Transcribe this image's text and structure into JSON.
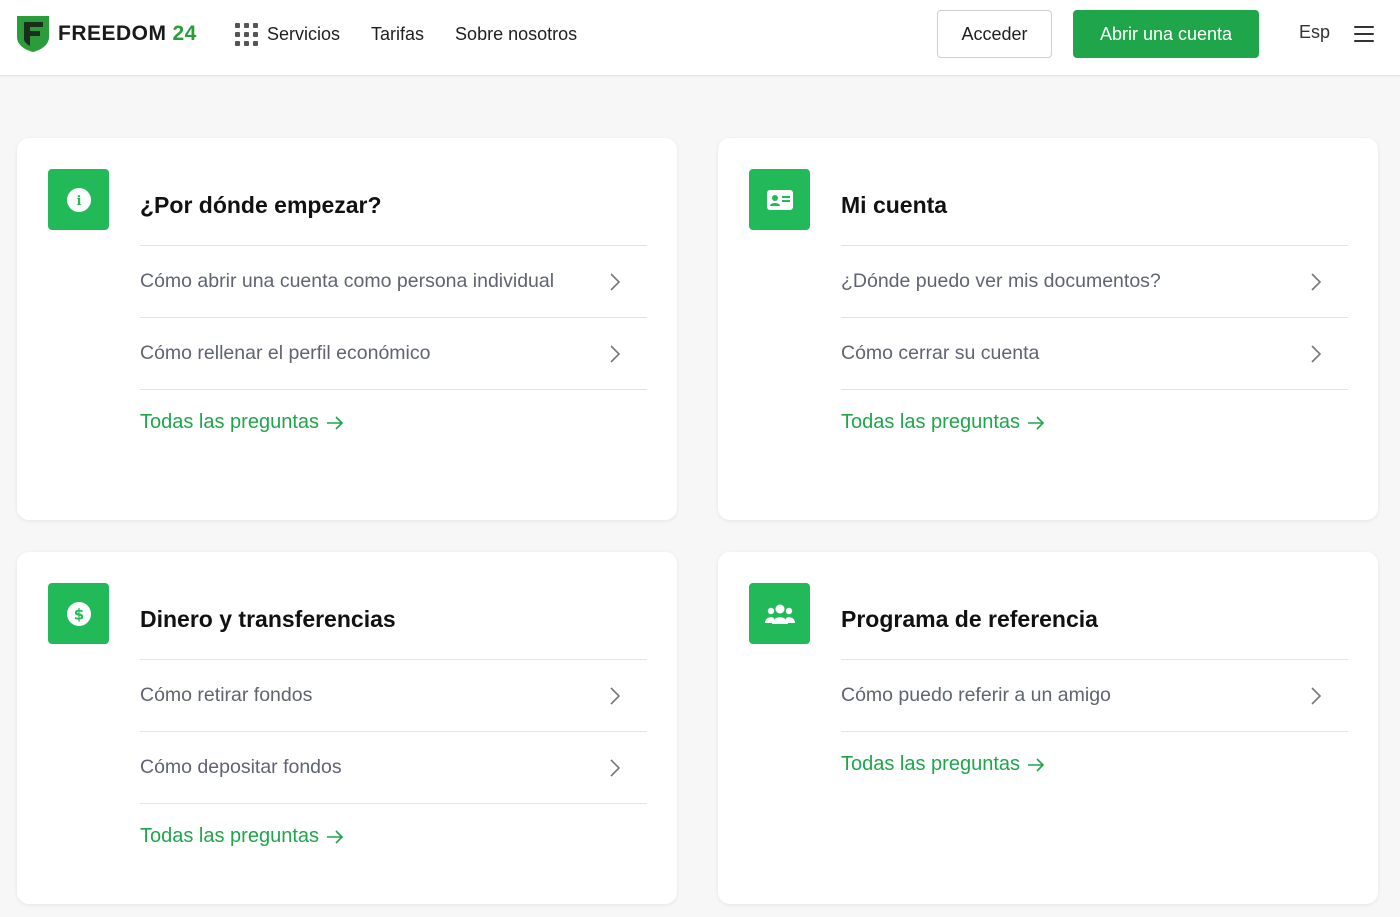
{
  "header": {
    "logo_word": "FREEDOM",
    "logo_num": "24",
    "nav": [
      {
        "label": "Servicios",
        "icon": "grid-icon"
      },
      {
        "label": "Tarifas"
      },
      {
        "label": "Sobre nosotros"
      }
    ],
    "login_label": "Acceder",
    "open_account_label": "Abrir una cuenta",
    "language": "Esp"
  },
  "colors": {
    "accent": "#1fa64a",
    "icon_bg": "#22b959",
    "logo_green": "#2b9c3a"
  },
  "cards": [
    {
      "icon": "info-icon",
      "title": "¿Por dónde empezar?",
      "items": [
        "Cómo abrir una cuenta como persona individual",
        "Cómo rellenar el perfil económico"
      ],
      "all_label": "Todas las preguntas"
    },
    {
      "icon": "id-card-icon",
      "title": "Mi cuenta",
      "items": [
        "¿Dónde puedo ver mis documentos?",
        "Cómo cerrar su cuenta"
      ],
      "all_label": "Todas las preguntas"
    },
    {
      "icon": "dollar-icon",
      "title": "Dinero y transferencias",
      "items": [
        "Cómo retirar fondos",
        "Cómo depositar fondos"
      ],
      "all_label": "Todas las preguntas"
    },
    {
      "icon": "group-icon",
      "title": "Programa de referencia",
      "items": [
        "Cómo puedo referir a un amigo"
      ],
      "all_label": "Todas las preguntas"
    }
  ]
}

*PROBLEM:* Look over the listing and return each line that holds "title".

*TASK RESULT:*
      "title": "¿Por dónde empezar?",
      "title": "Mi cuenta",
      "title": "Dinero y transferencias",
      "title": "Programa de referencia",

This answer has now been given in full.